“I rely upon it that you are now working hard in the classical mine, getting out the rubbish as fast as you can, and preparing yourself to collect the ore. I cannot too much impress upon your mind that labour is the condition which God has imposed on us in every station of life—there is nothing worth having, that can be had without it, from the bread which the peasant wins with the sweat of his brow, to the sports by which the rich man must get rid of his ennui. The only difference betwixt them is, that the poor man labours to get a dinner to his appetite, the rich man to get an appetite to his dinner. As for knowledge, it can no more be planted in the human mind without labour, than a field of wheat can be produced without the previous use of the plough. There is indeed this great difference, that chance or circumstances may so cause it that another shall reap what the farmer sows; but no man can be deprived, whether by accident or misfortune, of the fruits of his own studies; and the liberal and extended acquisitions of knowledge which he makes are all for his own use. Labour, my dear boy, therefore, and improve the time. In youth our steps are
light, and our minds are ductile, and knowledge is easily laid up. But if we neglect our spring, our summers will be useless and contemptible, our har· vest will be chaff, and the winter of our old age unrespected and desolate.
“ It is now Christmas-tide, and it comes sadly round to me as reminding me of your excellent grandmother, who was taken from us last year at this time. Do you, my dear Charles, pay attention to the wishes of your parents while they are with you, that you may have no self-reproach when you think of them at a future period.
“ You hear the Welsh spoken much about you, and if you can pick it up without interfering with more important labours, it will be worth while. I suppose you can easily get a grammar and dictionary. It is, you know, the language spoken by the Britons before the invasion of the Anglo-Saxons, who brought in the principal ingredients of our present language, called from thence English. It was afterwards, however, much mingled with Norman French, the language of William the Conqueror and his followers; so if you can pick up a little of the Cambro-British speech, it will qualify you hereafter to be a good philologist, should your genius turn towards languages. Pray, have you yet learned who Howel Dha was?—Glendower you are well acquainted with by reading Shakspeare. The wild mysterious barbaric grandeur with which he has invested that chief

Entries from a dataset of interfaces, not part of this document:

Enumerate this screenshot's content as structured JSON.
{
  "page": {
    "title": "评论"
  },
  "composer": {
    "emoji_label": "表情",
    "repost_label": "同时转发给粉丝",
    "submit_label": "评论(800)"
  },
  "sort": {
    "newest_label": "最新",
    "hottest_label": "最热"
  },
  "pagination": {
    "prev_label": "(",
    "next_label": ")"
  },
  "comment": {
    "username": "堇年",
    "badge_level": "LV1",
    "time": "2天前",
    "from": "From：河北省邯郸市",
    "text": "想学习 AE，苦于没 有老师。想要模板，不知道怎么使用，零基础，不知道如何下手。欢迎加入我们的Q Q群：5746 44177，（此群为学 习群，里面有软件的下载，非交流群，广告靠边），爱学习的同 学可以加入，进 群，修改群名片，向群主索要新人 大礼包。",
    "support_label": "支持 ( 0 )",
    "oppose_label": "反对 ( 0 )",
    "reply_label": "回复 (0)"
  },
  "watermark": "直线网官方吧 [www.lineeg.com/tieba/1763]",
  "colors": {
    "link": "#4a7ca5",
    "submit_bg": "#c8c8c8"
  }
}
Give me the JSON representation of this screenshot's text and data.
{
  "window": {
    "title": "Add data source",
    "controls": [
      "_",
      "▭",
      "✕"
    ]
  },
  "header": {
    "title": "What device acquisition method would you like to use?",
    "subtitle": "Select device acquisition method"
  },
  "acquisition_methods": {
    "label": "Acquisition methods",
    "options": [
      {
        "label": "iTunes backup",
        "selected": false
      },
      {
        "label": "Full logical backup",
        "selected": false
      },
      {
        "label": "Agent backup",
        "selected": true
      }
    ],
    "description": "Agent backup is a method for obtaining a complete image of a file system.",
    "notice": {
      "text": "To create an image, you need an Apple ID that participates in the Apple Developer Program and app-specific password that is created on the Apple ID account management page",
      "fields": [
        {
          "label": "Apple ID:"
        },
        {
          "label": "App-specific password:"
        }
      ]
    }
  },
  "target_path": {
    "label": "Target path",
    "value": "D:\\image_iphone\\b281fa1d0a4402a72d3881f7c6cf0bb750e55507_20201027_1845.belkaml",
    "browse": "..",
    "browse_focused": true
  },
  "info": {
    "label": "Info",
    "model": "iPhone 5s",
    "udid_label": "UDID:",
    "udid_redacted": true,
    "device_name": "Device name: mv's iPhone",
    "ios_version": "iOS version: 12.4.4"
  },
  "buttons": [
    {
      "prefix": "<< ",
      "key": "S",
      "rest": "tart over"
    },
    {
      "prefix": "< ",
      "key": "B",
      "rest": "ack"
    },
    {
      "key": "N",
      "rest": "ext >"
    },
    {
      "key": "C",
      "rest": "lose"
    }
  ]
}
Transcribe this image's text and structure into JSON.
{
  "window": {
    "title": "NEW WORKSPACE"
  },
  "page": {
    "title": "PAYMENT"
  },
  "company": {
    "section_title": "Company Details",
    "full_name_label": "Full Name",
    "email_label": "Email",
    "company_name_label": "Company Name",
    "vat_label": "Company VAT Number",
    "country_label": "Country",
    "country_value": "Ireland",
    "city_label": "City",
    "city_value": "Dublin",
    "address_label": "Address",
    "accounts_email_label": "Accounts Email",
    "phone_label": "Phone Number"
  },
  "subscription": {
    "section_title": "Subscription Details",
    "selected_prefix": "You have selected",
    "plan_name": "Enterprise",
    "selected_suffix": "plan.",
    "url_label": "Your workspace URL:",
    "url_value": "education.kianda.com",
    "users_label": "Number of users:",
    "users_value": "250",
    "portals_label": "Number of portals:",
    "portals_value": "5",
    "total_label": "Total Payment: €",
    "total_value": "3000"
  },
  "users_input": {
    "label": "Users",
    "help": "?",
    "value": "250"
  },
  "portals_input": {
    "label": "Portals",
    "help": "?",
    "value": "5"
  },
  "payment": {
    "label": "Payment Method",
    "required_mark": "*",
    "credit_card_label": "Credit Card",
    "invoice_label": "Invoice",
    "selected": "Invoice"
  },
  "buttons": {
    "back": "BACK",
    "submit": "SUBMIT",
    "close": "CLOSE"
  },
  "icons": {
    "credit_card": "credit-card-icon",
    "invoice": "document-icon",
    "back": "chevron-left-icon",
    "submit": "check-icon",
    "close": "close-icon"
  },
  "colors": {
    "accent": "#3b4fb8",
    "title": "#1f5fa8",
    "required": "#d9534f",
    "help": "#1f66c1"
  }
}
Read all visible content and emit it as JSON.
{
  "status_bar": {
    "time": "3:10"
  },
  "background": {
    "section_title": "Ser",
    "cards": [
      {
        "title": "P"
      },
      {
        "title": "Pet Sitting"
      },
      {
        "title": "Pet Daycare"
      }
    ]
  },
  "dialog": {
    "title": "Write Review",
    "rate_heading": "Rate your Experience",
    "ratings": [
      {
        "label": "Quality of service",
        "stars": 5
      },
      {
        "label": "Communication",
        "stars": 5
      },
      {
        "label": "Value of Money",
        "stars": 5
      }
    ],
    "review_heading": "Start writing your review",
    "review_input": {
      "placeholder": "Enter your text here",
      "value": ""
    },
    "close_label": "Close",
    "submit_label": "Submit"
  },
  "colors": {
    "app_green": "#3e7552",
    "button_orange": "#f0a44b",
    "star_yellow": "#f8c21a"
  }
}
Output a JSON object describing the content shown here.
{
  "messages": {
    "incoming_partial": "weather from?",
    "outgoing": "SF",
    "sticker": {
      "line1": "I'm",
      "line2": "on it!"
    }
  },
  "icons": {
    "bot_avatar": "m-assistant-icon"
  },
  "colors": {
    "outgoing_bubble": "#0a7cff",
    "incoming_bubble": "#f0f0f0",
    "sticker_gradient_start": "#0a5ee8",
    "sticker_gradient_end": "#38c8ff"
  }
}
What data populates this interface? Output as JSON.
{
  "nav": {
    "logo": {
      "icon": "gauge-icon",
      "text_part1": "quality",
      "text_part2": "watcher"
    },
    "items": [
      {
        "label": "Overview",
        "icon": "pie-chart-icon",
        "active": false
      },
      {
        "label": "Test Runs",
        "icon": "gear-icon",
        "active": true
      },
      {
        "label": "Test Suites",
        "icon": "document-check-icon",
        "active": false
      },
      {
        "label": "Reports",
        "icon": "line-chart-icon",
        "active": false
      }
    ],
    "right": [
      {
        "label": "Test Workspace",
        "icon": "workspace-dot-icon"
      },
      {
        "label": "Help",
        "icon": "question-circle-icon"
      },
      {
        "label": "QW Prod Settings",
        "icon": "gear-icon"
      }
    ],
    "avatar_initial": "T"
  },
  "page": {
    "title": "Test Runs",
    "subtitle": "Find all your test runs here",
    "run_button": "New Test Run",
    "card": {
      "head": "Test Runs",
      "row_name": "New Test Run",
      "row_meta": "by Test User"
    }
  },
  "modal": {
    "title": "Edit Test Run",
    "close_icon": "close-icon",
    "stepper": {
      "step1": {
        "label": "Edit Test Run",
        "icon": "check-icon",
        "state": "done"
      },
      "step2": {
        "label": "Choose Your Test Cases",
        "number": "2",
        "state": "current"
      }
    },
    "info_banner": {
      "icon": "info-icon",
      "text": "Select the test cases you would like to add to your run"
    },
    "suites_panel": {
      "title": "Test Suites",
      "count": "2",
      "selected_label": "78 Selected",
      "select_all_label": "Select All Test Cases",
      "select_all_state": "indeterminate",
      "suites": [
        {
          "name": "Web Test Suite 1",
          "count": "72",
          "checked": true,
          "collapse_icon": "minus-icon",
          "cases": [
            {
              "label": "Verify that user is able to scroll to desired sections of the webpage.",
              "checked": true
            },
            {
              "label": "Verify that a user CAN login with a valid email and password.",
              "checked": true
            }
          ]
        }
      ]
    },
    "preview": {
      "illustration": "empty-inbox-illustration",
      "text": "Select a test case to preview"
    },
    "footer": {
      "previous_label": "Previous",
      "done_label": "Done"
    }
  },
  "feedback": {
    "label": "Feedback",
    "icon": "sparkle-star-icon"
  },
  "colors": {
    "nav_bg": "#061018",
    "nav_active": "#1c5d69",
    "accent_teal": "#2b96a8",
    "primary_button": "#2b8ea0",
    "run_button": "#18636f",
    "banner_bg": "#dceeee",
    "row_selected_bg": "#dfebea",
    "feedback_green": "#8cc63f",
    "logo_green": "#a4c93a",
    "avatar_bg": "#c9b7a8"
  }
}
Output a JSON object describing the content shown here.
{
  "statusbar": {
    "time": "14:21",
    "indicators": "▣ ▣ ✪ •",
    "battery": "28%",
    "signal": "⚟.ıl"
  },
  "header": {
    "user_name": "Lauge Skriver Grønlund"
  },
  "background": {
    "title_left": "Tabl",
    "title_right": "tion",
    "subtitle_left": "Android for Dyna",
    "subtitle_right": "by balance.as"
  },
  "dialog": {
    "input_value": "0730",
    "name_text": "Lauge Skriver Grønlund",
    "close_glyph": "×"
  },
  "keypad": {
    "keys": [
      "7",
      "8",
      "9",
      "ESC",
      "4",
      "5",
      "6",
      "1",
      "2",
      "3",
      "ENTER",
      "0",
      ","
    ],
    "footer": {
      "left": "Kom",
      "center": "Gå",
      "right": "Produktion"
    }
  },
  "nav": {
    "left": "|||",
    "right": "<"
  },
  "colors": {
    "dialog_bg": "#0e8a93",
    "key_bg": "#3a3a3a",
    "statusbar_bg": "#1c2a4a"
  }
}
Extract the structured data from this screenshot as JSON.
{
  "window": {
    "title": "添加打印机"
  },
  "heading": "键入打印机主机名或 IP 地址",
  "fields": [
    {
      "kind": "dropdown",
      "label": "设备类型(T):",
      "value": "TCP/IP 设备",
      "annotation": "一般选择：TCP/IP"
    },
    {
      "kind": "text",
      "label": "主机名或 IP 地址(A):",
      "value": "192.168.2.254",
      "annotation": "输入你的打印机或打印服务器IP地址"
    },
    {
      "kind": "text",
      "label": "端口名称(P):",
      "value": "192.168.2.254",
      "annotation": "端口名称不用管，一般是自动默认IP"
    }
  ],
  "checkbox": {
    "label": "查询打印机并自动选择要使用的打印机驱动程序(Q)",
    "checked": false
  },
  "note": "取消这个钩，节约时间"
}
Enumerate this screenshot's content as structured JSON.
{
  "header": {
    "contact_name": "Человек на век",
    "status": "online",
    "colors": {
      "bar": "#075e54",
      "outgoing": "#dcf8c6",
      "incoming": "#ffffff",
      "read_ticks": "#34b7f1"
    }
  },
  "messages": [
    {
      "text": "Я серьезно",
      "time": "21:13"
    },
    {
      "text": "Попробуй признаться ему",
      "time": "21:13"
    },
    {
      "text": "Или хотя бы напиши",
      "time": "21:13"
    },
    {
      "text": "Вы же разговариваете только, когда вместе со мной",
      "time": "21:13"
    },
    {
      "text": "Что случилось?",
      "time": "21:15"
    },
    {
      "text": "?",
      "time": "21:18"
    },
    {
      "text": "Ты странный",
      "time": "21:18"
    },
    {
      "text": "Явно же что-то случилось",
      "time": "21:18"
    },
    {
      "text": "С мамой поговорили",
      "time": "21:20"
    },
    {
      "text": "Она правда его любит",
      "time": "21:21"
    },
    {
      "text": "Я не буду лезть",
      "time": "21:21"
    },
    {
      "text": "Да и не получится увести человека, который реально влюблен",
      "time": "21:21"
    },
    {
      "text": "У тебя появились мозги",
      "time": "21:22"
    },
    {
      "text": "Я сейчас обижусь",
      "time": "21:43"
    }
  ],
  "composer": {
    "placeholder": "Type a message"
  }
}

LETTER TO CHARLES SCOTT.
LETTER TO CHARLES SCOTT. 289 tain has often struck me as very fine. I wish we had some more of him.
“ We are all well here, and I hope to get to Abbotsford for a few days — they cannot be many —in the ensuing vacation, when I trust to see the planting has got well forward. All are well here, and Mr Cadell* is come back, and gives a pleasant account of your journey. Let me hear from you very soon, and tell me if you expect any skating, and whether there is any ice in Wales. I presume there will be a merry Christmas, and beg my best wishes on the subject to Mr Williams, his sister and family. The Lockharts dine with us, and the Scotts of Harden, James Scottf with his pipes, and I hope Captain Adam. We will remember your health in a glass of claret just about six o'clock at night; so that you will know exactly (allowing for variation of time) what we are doing at the same nioment.
“ But I think I have written quite enough to a young Welshman, who has forgot all his Scots kith, kin, and allies. Mamma and Anne send many loves. Walter came like a shadow, and so departed—after about ten days' stay. The effect was quite dramatic, for the door was flung open as we were about to go down to dinner, and Turner announced Captain
* Mr. Robert Cadell, of the house of Constable, had this year conveyed ( harles Scott from Abbotsford to Lampeter.
+ Sir Walter's cousin, a son of his uncle Thomas. See ante, Vol. I. p. 102.